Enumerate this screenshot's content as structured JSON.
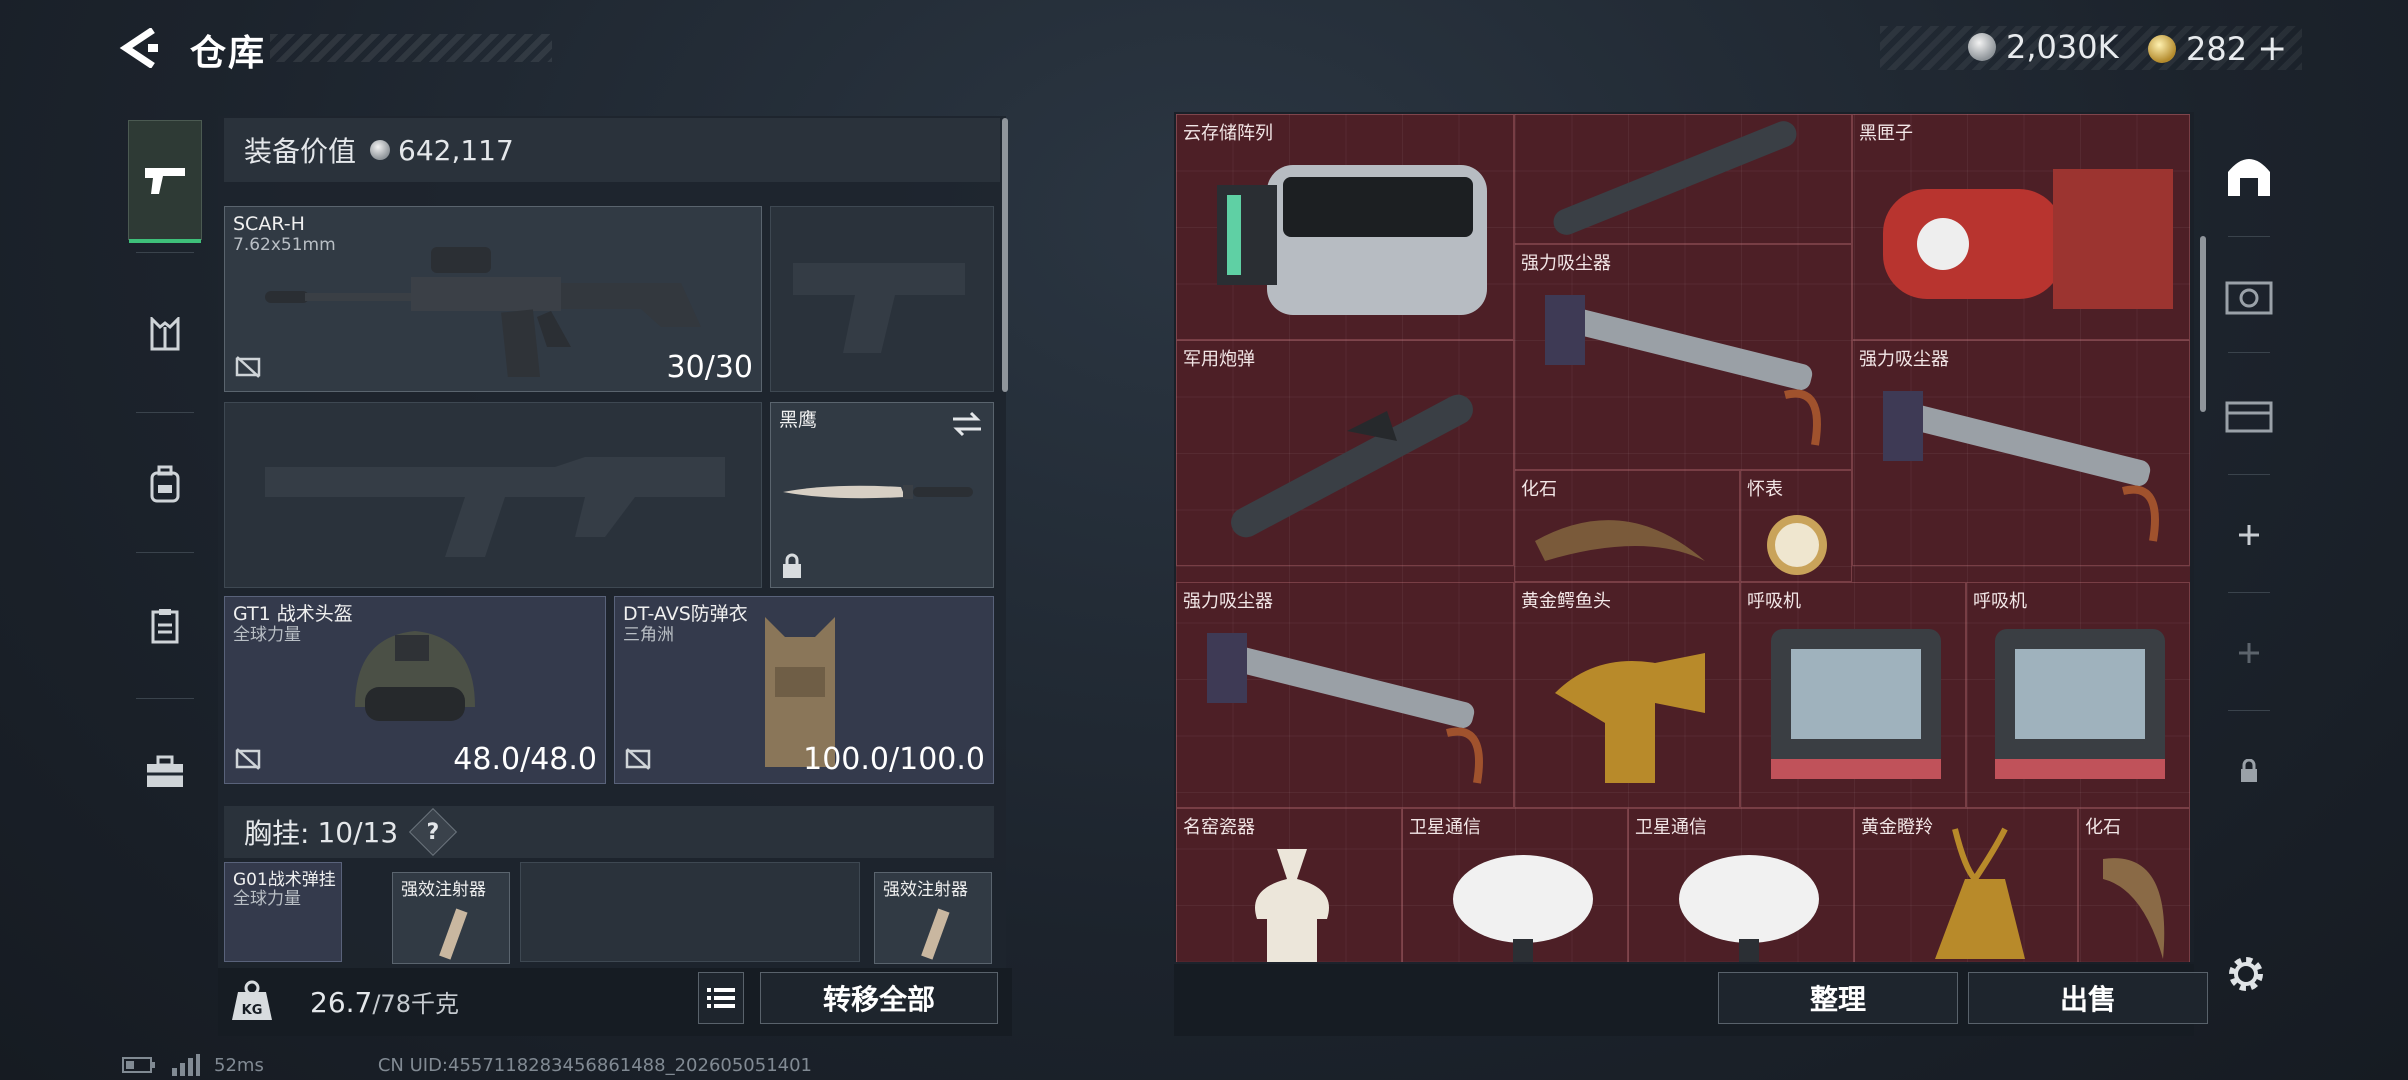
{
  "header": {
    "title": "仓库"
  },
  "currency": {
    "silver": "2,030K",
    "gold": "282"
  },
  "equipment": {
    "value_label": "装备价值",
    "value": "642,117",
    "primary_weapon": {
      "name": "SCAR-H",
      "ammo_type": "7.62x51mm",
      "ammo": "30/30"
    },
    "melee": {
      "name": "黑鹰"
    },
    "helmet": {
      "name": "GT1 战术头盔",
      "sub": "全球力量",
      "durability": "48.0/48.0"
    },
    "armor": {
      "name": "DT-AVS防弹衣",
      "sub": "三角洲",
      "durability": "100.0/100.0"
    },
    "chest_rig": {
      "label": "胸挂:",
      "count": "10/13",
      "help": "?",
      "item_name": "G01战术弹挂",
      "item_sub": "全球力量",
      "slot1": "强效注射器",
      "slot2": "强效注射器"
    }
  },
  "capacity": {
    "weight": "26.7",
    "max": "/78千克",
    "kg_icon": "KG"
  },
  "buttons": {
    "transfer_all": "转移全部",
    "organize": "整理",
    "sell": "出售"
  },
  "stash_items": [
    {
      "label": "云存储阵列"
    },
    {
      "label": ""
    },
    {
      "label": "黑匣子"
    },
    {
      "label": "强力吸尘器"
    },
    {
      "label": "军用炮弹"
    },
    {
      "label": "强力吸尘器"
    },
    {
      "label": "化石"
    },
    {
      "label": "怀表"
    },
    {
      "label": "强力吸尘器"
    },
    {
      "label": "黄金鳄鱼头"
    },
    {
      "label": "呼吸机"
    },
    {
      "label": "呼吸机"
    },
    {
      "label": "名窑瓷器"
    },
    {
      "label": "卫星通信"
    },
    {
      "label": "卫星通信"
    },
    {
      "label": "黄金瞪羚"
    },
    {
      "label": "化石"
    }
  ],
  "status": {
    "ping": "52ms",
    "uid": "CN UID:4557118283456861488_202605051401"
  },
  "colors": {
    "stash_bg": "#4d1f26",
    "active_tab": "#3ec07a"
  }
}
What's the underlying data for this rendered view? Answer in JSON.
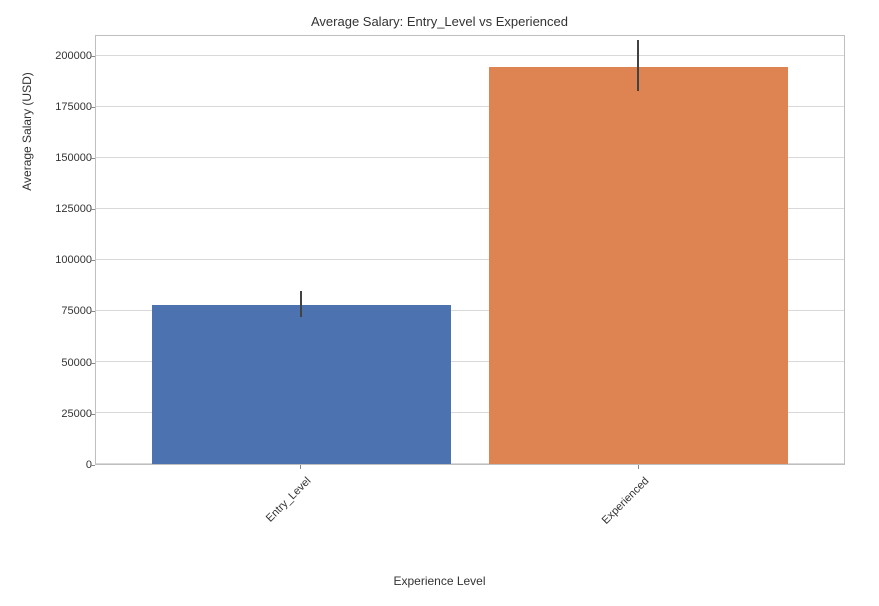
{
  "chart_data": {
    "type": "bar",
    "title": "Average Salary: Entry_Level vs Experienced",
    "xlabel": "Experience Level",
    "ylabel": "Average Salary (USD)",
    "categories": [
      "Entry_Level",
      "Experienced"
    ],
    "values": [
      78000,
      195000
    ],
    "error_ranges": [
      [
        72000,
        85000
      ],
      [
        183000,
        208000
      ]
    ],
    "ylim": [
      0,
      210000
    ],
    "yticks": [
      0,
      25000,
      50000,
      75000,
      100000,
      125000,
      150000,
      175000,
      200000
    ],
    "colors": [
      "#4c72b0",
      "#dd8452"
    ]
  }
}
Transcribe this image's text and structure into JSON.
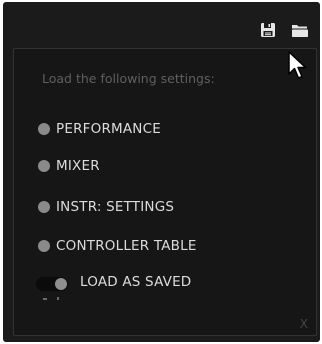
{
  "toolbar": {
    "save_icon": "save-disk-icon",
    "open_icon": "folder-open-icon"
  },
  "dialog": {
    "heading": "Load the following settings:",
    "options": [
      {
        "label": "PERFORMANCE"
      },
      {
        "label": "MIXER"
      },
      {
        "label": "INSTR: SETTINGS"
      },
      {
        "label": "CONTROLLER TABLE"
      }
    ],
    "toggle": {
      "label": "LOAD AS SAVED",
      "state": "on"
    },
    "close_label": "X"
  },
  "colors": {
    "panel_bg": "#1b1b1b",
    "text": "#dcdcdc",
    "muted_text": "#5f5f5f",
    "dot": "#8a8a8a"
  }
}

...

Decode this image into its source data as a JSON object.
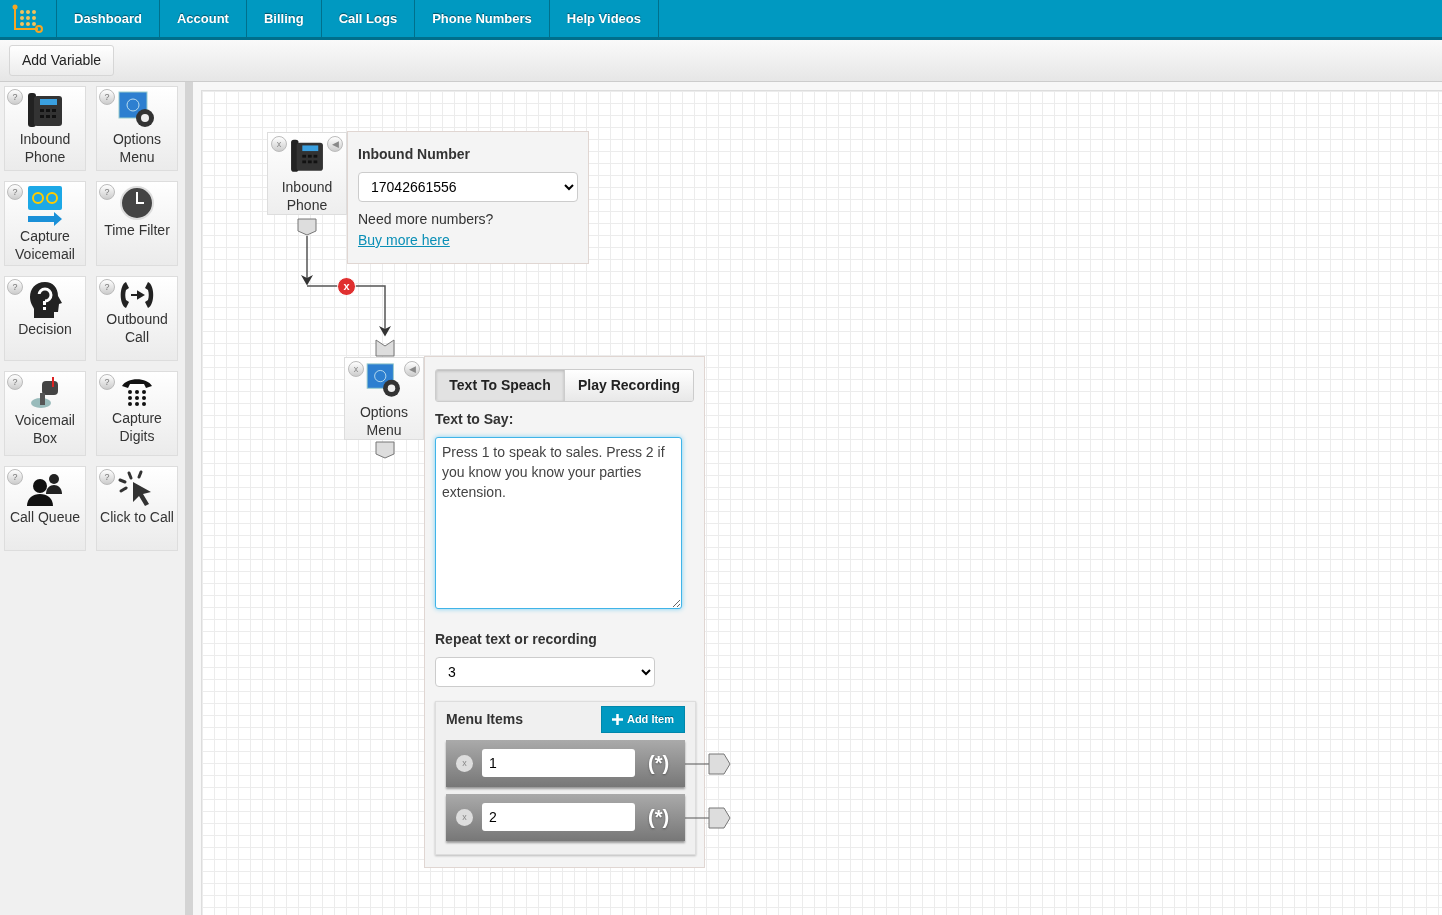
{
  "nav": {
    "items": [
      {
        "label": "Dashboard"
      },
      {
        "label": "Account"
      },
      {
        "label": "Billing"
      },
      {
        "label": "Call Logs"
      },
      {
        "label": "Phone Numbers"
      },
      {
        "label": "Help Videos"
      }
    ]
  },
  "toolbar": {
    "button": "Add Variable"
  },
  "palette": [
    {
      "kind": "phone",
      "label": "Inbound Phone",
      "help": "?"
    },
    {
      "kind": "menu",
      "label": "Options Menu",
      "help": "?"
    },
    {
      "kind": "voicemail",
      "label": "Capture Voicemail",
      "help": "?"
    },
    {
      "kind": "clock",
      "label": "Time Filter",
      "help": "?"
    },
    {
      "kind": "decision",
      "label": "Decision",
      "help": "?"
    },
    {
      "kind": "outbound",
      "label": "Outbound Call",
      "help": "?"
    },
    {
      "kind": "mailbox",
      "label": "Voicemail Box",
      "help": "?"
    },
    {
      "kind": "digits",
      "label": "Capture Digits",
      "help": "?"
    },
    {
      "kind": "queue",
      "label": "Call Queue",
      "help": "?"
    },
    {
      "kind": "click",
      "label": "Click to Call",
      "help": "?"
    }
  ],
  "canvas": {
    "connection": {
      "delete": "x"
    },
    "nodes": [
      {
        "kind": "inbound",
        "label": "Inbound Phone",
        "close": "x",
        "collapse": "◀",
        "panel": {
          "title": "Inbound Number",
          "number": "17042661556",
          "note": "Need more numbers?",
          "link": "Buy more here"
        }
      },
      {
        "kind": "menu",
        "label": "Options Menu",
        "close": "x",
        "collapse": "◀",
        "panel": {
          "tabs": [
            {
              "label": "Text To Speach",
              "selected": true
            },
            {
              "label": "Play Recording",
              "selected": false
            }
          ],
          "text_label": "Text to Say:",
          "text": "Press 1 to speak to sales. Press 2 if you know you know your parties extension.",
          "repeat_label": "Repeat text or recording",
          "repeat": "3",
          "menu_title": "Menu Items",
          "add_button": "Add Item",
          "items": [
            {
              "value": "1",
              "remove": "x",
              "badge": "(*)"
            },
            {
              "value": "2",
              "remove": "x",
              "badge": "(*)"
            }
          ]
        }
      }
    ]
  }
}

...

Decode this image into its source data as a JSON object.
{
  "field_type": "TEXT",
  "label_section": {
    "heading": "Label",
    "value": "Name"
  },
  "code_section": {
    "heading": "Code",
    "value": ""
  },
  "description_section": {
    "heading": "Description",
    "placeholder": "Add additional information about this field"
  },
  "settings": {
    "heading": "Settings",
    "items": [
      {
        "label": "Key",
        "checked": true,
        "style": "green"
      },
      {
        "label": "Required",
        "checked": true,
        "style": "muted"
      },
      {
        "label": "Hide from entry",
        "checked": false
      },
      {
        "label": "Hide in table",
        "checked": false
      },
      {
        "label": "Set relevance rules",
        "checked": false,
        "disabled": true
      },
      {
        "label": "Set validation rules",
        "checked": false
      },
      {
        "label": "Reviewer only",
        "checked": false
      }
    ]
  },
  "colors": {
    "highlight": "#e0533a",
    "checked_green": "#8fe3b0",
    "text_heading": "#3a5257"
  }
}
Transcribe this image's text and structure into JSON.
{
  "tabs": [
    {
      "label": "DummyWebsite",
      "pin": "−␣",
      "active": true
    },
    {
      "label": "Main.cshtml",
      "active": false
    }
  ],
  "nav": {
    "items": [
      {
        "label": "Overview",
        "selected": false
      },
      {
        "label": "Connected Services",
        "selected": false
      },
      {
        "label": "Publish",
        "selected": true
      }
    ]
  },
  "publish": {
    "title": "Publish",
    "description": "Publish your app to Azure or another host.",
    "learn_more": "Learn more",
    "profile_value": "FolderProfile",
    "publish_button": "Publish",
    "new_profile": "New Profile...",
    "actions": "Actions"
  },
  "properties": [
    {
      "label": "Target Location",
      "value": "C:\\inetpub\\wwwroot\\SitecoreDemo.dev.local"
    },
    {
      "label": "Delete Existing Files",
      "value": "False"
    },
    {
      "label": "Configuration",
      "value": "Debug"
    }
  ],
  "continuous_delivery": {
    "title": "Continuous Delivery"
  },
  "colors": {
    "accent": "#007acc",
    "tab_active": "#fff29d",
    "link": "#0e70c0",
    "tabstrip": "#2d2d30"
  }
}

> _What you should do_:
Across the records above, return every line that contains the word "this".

> _Final answer_:
Enumerate this screenshot's content as structured JSON.
What's the underlying data for this rendered view? Answer in JSON.
Transcribe this image's text and structure into JSON.
Decode this image into its source data as a JSON object.
Decode this image into its source data as a JSON object.
    "placeholder": "Add additional information about this field"
Transcribe this image's text and structure into JSON.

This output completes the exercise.